[Interface dataset entries]
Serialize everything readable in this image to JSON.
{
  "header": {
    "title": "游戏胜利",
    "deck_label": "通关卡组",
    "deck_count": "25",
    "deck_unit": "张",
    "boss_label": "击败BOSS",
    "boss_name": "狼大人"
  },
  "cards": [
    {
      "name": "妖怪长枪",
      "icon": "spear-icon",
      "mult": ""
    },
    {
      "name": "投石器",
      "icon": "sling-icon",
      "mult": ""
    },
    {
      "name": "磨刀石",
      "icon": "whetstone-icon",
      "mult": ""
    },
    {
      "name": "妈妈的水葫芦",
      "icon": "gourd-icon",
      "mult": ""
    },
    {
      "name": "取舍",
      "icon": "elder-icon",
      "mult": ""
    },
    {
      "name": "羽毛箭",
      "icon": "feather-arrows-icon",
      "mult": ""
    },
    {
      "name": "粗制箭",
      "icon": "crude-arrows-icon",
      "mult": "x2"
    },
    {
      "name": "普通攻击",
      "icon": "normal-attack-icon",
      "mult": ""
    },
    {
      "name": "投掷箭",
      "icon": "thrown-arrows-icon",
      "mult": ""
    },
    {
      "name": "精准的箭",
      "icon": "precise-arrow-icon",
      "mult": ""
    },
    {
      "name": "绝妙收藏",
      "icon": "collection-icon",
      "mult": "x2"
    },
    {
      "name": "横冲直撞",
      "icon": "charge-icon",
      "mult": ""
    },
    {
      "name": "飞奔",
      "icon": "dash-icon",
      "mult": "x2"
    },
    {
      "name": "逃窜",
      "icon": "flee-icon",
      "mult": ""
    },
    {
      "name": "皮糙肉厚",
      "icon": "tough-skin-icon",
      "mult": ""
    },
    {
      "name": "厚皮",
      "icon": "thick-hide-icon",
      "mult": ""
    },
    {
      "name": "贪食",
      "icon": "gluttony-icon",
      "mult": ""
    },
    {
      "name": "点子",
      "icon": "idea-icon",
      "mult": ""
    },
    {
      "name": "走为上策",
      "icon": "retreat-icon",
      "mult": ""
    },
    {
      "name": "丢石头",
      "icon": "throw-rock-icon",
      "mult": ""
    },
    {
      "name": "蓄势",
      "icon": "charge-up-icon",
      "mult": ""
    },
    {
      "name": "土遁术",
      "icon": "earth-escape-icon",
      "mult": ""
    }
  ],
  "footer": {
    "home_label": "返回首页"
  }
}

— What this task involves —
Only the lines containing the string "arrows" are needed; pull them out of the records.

— Exercise answer —
      "icon": "feather-arrows-icon",
      "icon": "crude-arrows-icon",
      "icon": "thrown-arrows-icon",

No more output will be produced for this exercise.